WORK ORDER: Leave the pictures out and restate each entry below word for word.

··· DATA IN THIS EXERCISE

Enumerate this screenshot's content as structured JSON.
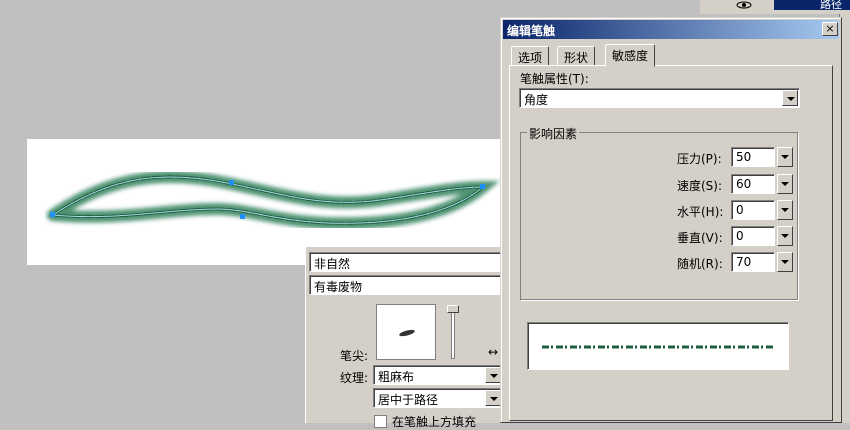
{
  "top_strip": {
    "path_tab": "路径"
  },
  "back_panel": {
    "category_value": "非自然",
    "type_value": "有毒废物",
    "tip_label": "笔尖:",
    "texture_label": "纹理:",
    "texture_value": "粗麻布",
    "position_value": "居中于路径",
    "fill_checkbox_label": "在笔触上方填充"
  },
  "dialog": {
    "title": "编辑笔触",
    "close_glyph": "×",
    "tabs": [
      {
        "label": "选项"
      },
      {
        "label": "形状"
      },
      {
        "label": "敏感度"
      }
    ],
    "property_label": "笔触属性(T):",
    "property_value": "角度",
    "group_title": "影响因素",
    "fields": [
      {
        "label": "压力(P):",
        "value": "50"
      },
      {
        "label": "速度(S):",
        "value": "60"
      },
      {
        "label": "水平(H):",
        "value": "0"
      },
      {
        "label": "垂直(V):",
        "value": "0"
      },
      {
        "label": "随机(R):",
        "value": "70"
      }
    ]
  },
  "colors": {
    "stroke_green": "#2f7f5a",
    "stroke_dark": "#1d5e3c",
    "title_blue": "#0a246a",
    "selection_blue": "#1e90ff"
  }
}
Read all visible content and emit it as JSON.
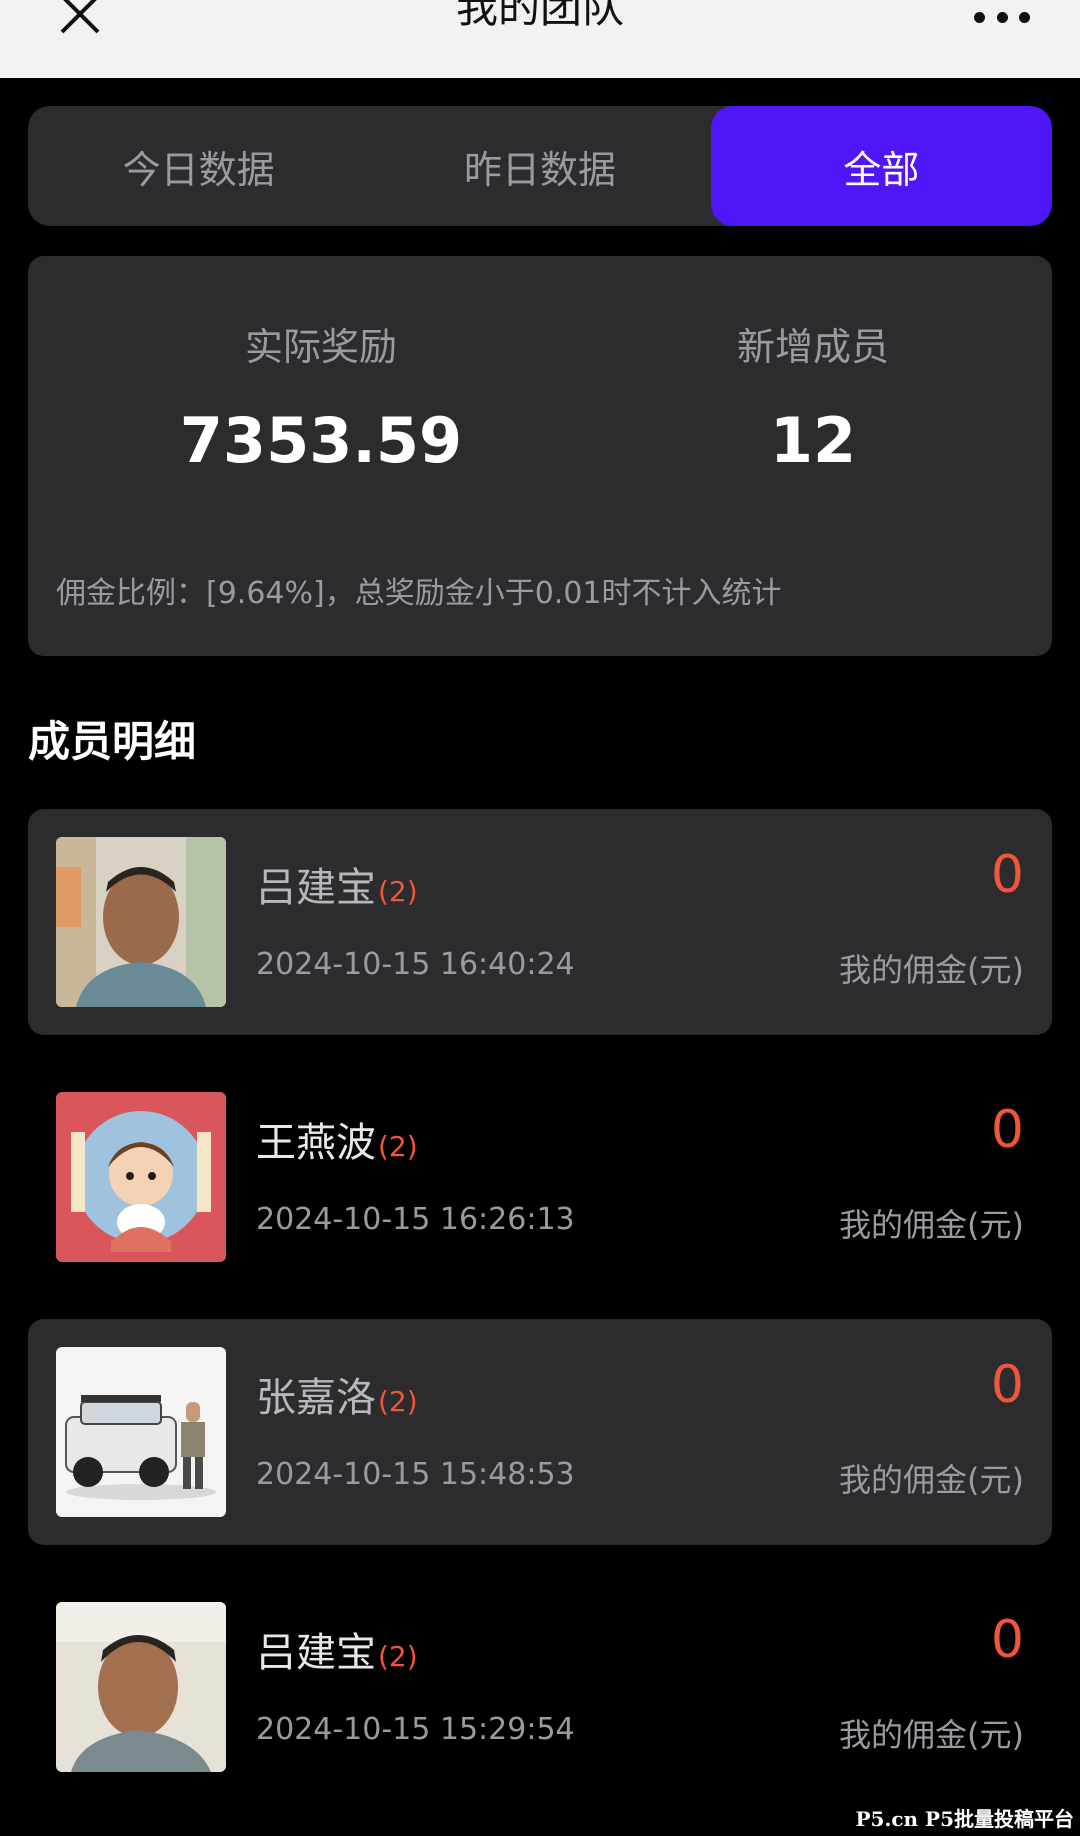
{
  "nav": {
    "title": "我的团队",
    "close_icon": "close-icon",
    "more_icon": "more-icon"
  },
  "tabs": [
    {
      "label": "今日数据",
      "active": false
    },
    {
      "label": "昨日数据",
      "active": false
    },
    {
      "label": "全部",
      "active": true
    }
  ],
  "summary": {
    "reward_label": "实际奖励",
    "reward_value": "7353.59",
    "new_members_label": "新增成员",
    "new_members_value": "12",
    "note": "佣金比例：[9.64%]，总奖励金小于0.01时不计入统计"
  },
  "section_title": "成员明细",
  "members": [
    {
      "name": "吕建宝",
      "count": "(2)",
      "time": "2024-10-15 16:40:24",
      "amount": "0",
      "amount_label": "我的佣金(元)"
    },
    {
      "name": "王燕波",
      "count": "(2)",
      "time": "2024-10-15 16:26:13",
      "amount": "0",
      "amount_label": "我的佣金(元)"
    },
    {
      "name": "张嘉洛",
      "count": "(2)",
      "time": "2024-10-15 15:48:53",
      "amount": "0",
      "amount_label": "我的佣金(元)"
    },
    {
      "name": "吕建宝",
      "count": "(2)",
      "time": "2024-10-15 15:29:54",
      "amount": "0",
      "amount_label": "我的佣金(元)"
    }
  ],
  "watermark": "P5.cn P5批量投稿平台",
  "colors": {
    "accent": "#4f17f7",
    "card": "#2c2c2e",
    "amount": "#f0563b"
  }
}
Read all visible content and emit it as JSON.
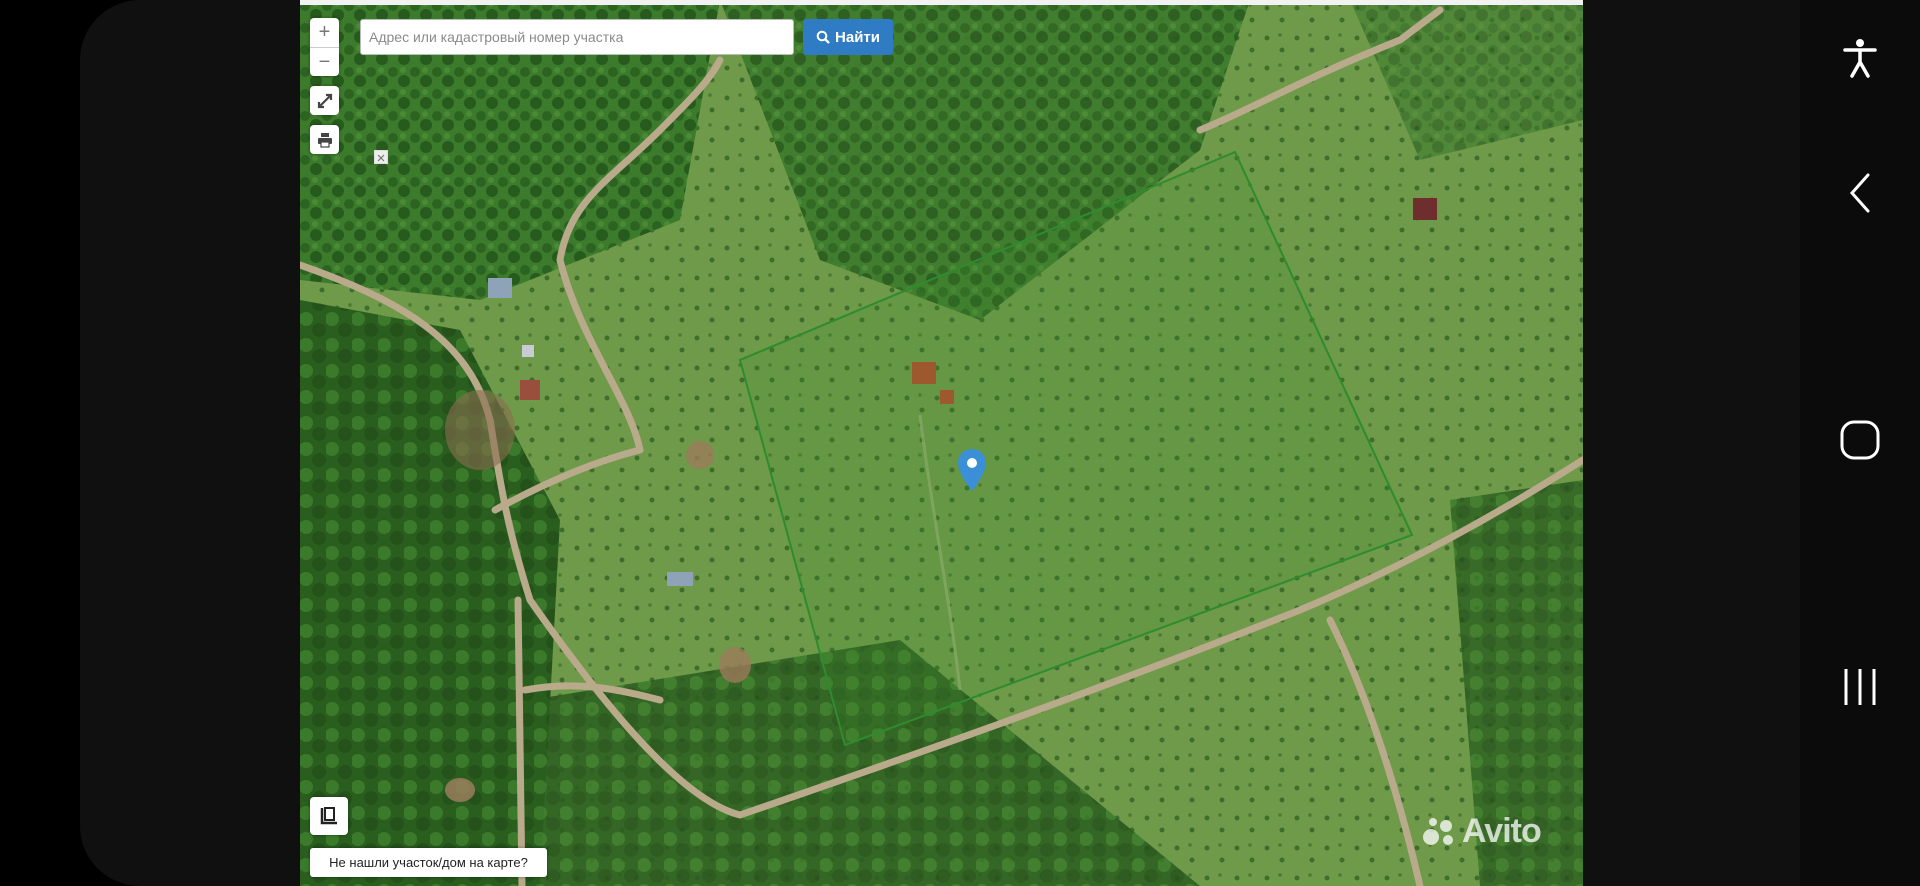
{
  "map": {
    "search_placeholder": "Адрес или кадастровый номер участка",
    "search_value": "",
    "find_label": "Найти",
    "zoom_in_label": "+",
    "zoom_out_label": "−",
    "not_found_label": "Не нашли участок/дом на карте?",
    "watermark": "Avito",
    "parcel_color": "#2e8b2e",
    "marker_color": "#3a8fd6"
  },
  "system_nav": {
    "items": [
      "accessibility-icon",
      "back-icon",
      "home-icon",
      "recents-icon"
    ]
  }
}
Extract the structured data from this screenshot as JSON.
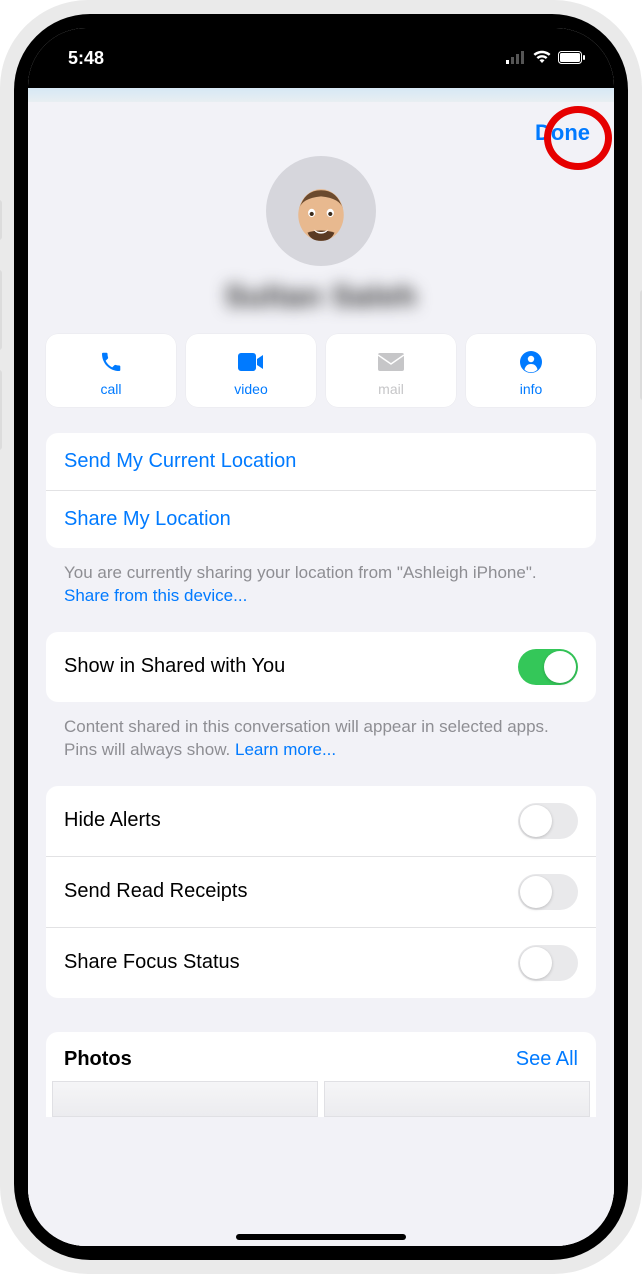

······

ANSWER FOR THIS EXERCISE:
Enumerate this screenshot's content as structured JSON.
{
  "top_strip": {
    "path_tab": "路径"
  },
  "back_panel": {
    "category_value": "非自然",
    "type_value": "有毒废物",
    "tip_label": "笔尖:",
    "texture_label": "纹理:",
    "texture_value": "粗麻布",
    "position_value": "居中于路径",
    "fill_checkbox_label": "在笔触上方填充"
  },
  "dialog": {
    "title": "编辑笔触",
    "close_glyph": "×",
    "tabs": [
      {
        "label": "选项"
      },
      {
        "label": "形状"
      },
      {
        "label": "敏感度"
      }
    ],
    "property_label": "笔触属性(T):",
    "property_value": "角度",
    "group_title": "影响因素",
    "fields": [
      {
        "label": "压力(P):",
        "value": "50"
      },
      {
        "label": "速度(S):",
        "value": "60"
      },
      {
        "label": "水平(H):",
        "value": "0"
      },
      {
        "label": "垂直(V):",
        "value": "0"
      },
      {
        "label": "随机(R):",
        "value": "70"
      }
    ]
  },
  "colors": {
    "stroke_green": "#2f7f5a",
    "stroke_dark": "#1d5e3c",
    "title_blue": "#0a246a",
    "selection_blue": "#1e90ff"
  }
}
Read all visible content and emit it as JSON.
{
  "nav": {
    "title": "我的团队",
    "close_icon": "close-icon",
    "more_icon": "more-icon"
  },
  "tabs": [
    {
      "label": "今日数据",
      "active": false
    },
    {
      "label": "昨日数据",
      "active": false
    },
    {
      "label": "全部",
      "active": true
    }
  ],
  "summary": {
    "reward_label": "实际奖励",
    "reward_value": "7353.59",
    "new_members_label": "新增成员",
    "new_members_value": "12",
    "note": "佣金比例：[9.64%]，总奖励金小于0.01时不计入统计"
  },
  "section_title": "成员明细",
  "members": [
    {
      "name": "吕建宝",
      "count": "(2)",
      "time": "2024-10-15 16:40:24",
      "amount": "0",
      "amount_label": "我的佣金(元)"
    },
    {
      "name": "王燕波",
      "count": "(2)",
      "time": "2024-10-15 16:26:13",
      "amount": "0",
      "amount_label": "我的佣金(元)"
    },
    {
      "name": "张嘉洛",
      "count": "(2)",
      "time": "2024-10-15 15:48:53",
      "amount": "0",
      "amount_label": "我的佣金(元)"
    },
    {
      "name": "吕建宝",
      "count": "(2)",
      "time": "2024-10-15 15:29:54",
      "amount": "0",
      "amount_label": "我的佣金(元)"
    }
  ],
  "watermark": "P5.cn P5批量投稿平台",
  "colors": {
    "accent": "#4f17f7",
    "card": "#2c2c2e",
    "amount": "#f0563b"
  }
}
Read all visible content and emit it as JSON.
{
  "map": {
    "search_placeholder": "Адрес или кадастровый номер участка",
    "search_value": "",
    "find_label": "Найти",
    "zoom_in_label": "+",
    "zoom_out_label": "−",
    "not_found_label": "Не нашли участок/дом на карте?",
    "watermark": "Avito",
    "parcel_color": "#2e8b2e",
    "marker_color": "#3a8fd6"
  },
  "system_nav": {
    "items": [
      "accessibility-icon",
      "back-icon",
      "home-icon",
      "recents-icon"
    ]
  }
}
Extract the structured data from this screenshot as JSON.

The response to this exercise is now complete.